[TASK REQUIREMENTS] Return the following data exactly, with all pictures left out.

>>>

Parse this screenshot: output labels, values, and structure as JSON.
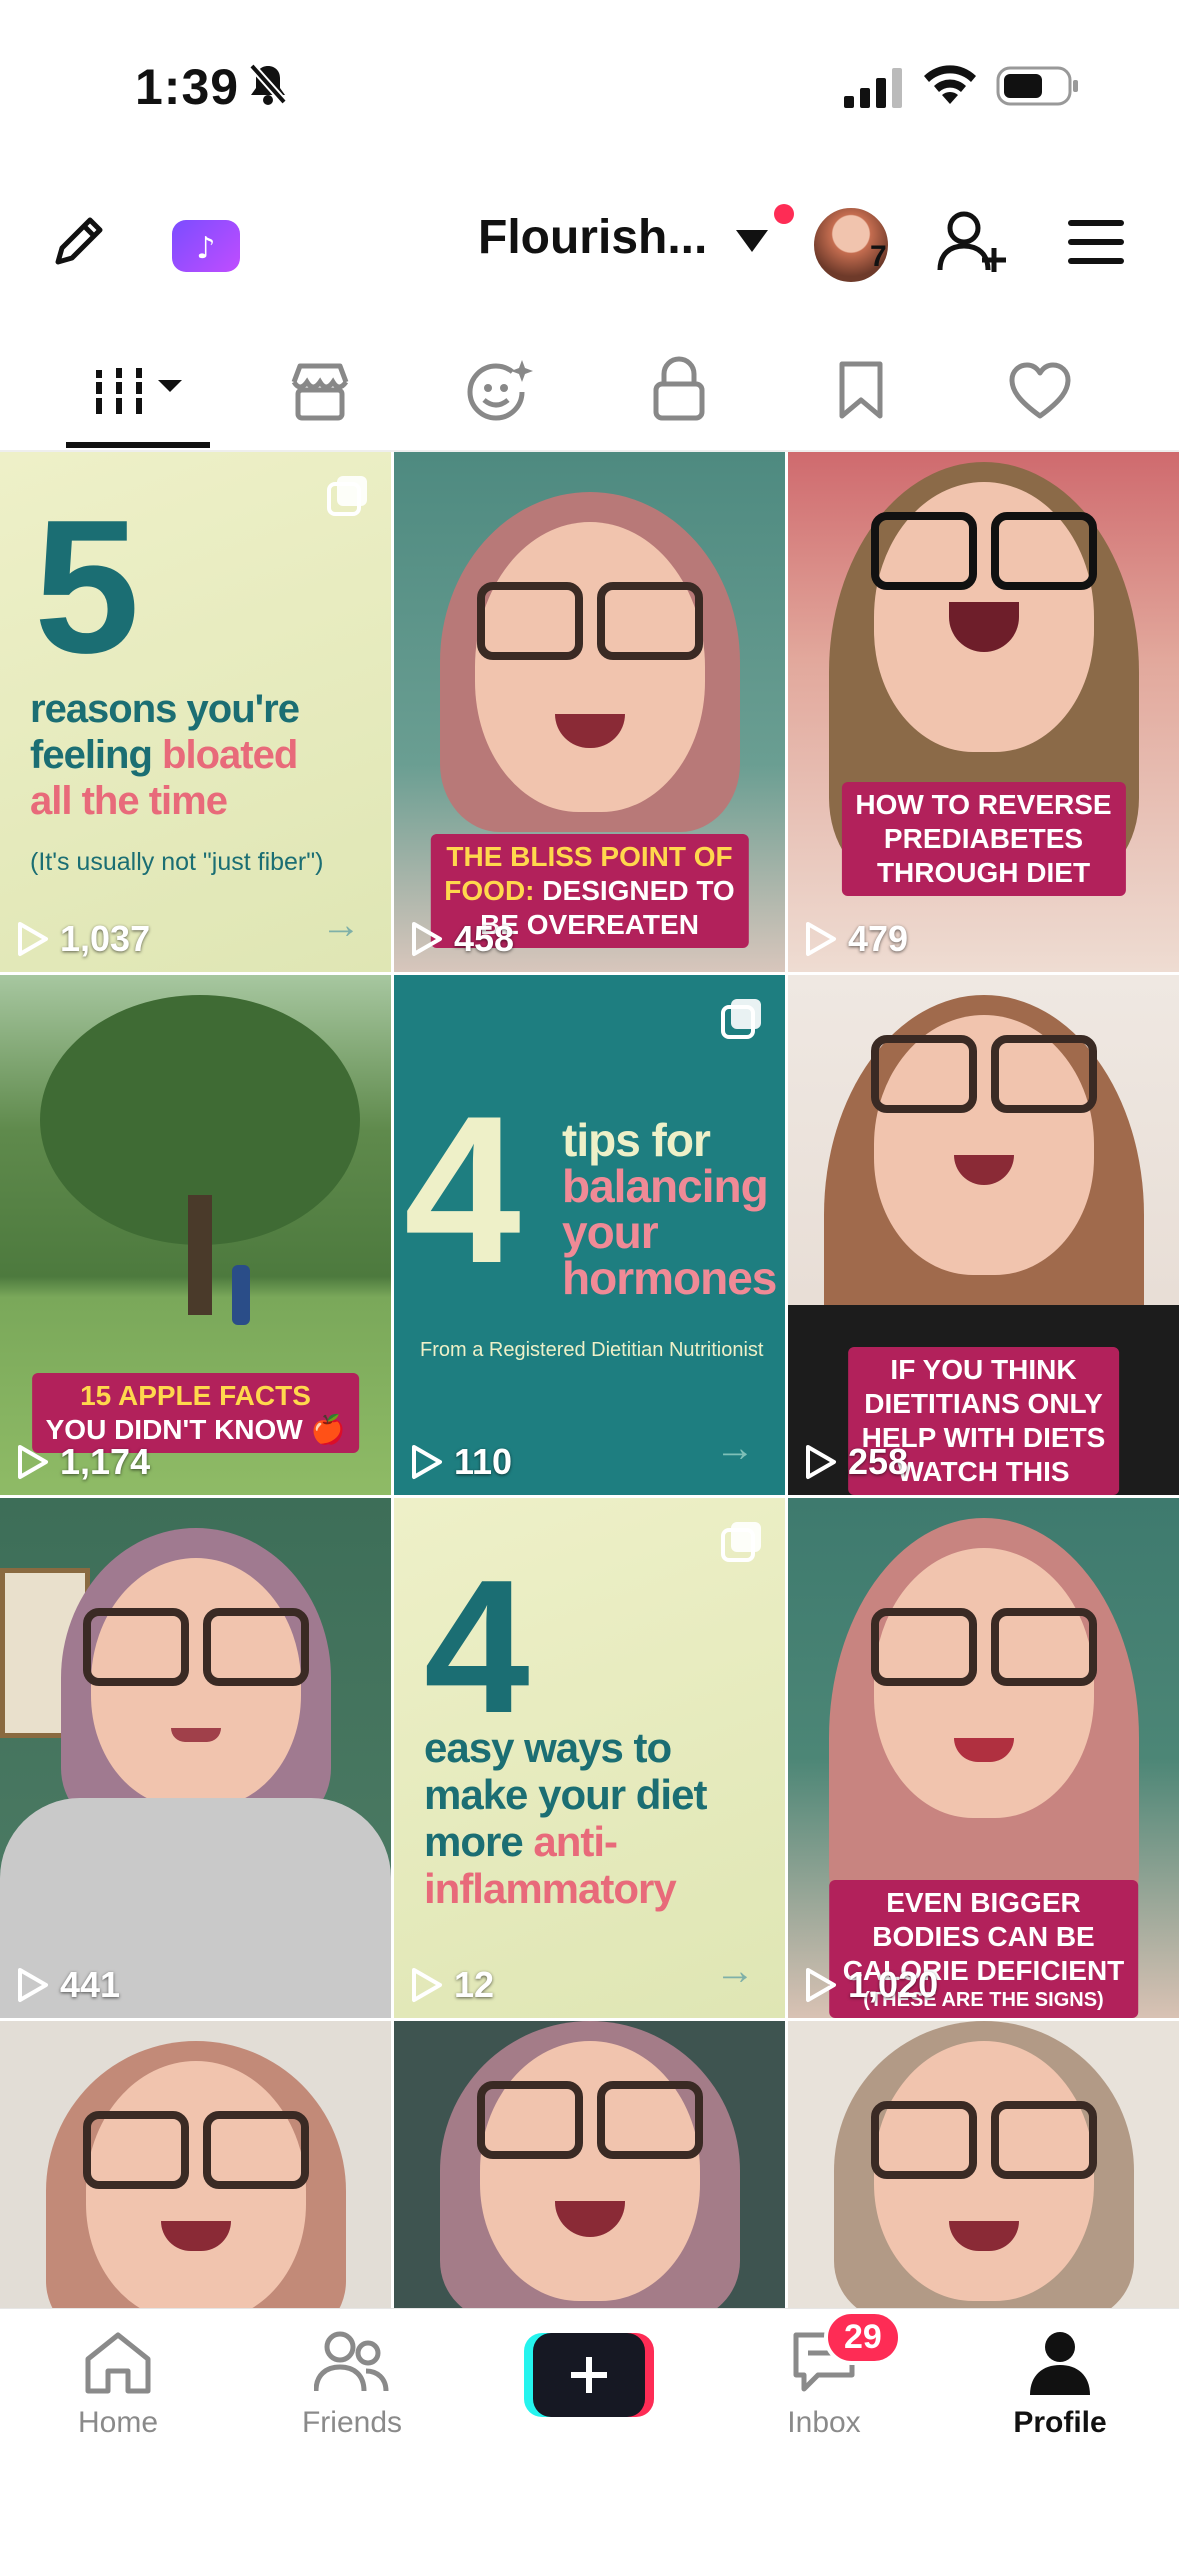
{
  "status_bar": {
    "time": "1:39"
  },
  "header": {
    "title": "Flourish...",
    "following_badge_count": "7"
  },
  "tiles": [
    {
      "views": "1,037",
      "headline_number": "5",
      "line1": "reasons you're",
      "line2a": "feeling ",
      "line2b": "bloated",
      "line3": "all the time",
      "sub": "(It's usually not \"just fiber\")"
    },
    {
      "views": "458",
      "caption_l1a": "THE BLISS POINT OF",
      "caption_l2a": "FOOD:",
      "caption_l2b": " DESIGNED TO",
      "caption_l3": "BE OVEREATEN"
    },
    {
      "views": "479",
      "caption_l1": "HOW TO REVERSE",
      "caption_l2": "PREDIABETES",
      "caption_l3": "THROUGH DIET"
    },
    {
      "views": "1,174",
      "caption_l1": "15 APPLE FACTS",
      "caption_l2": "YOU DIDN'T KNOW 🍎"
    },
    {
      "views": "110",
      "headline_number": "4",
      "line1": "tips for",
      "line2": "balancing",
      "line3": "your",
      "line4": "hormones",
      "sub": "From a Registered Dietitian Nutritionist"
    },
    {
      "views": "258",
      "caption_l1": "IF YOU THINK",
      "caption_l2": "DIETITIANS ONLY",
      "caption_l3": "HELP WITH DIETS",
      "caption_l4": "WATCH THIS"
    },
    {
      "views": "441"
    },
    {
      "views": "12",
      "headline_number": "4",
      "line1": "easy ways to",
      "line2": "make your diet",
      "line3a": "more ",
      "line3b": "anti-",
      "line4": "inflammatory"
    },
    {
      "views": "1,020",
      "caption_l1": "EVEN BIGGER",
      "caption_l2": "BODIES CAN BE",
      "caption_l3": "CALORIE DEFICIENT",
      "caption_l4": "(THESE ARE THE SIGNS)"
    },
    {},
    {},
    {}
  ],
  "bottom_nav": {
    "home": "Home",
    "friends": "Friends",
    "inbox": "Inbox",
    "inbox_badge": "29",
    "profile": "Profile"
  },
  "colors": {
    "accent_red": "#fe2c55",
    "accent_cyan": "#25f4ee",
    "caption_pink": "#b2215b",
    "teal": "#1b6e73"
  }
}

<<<

[TASK OUTPUT]
Parse this screenshot: output labels, values, and structure as JSON.
{
  "status_bar": {
    "time": "1:39"
  },
  "header": {
    "title": "Flourish...",
    "following_badge_count": "7"
  },
  "tiles": [
    {
      "views": "1,037",
      "headline_number": "5",
      "line1": "reasons you're",
      "line2a": "feeling ",
      "line2b": "bloated",
      "line3": "all the time",
      "sub": "(It's usually not \"just fiber\")"
    },
    {
      "views": "458",
      "caption_l1a": "THE BLISS POINT OF",
      "caption_l2a": "FOOD:",
      "caption_l2b": " DESIGNED TO",
      "caption_l3": "BE OVEREATEN"
    },
    {
      "views": "479",
      "caption_l1": "HOW TO REVERSE",
      "caption_l2": "PREDIABETES",
      "caption_l3": "THROUGH DIET"
    },
    {
      "views": "1,174",
      "caption_l1": "15 APPLE FACTS",
      "caption_l2": "YOU DIDN'T KNOW 🍎"
    },
    {
      "views": "110",
      "headline_number": "4",
      "line1": "tips for",
      "line2": "balancing",
      "line3": "your",
      "line4": "hormones",
      "sub": "From a Registered Dietitian Nutritionist"
    },
    {
      "views": "258",
      "caption_l1": "IF YOU THINK",
      "caption_l2": "DIETITIANS ONLY",
      "caption_l3": "HELP WITH DIETS",
      "caption_l4": "WATCH THIS"
    },
    {
      "views": "441"
    },
    {
      "views": "12",
      "headline_number": "4",
      "line1": "easy ways to",
      "line2": "make your diet",
      "line3a": "more ",
      "line3b": "anti-",
      "line4": "inflammatory"
    },
    {
      "views": "1,020",
      "caption_l1": "EVEN BIGGER",
      "caption_l2": "BODIES CAN BE",
      "caption_l3": "CALORIE DEFICIENT",
      "caption_l4": "(THESE ARE THE SIGNS)"
    },
    {},
    {},
    {}
  ],
  "bottom_nav": {
    "home": "Home",
    "friends": "Friends",
    "inbox": "Inbox",
    "inbox_badge": "29",
    "profile": "Profile"
  },
  "colors": {
    "accent_red": "#fe2c55",
    "accent_cyan": "#25f4ee",
    "caption_pink": "#b2215b",
    "teal": "#1b6e73"
  }
}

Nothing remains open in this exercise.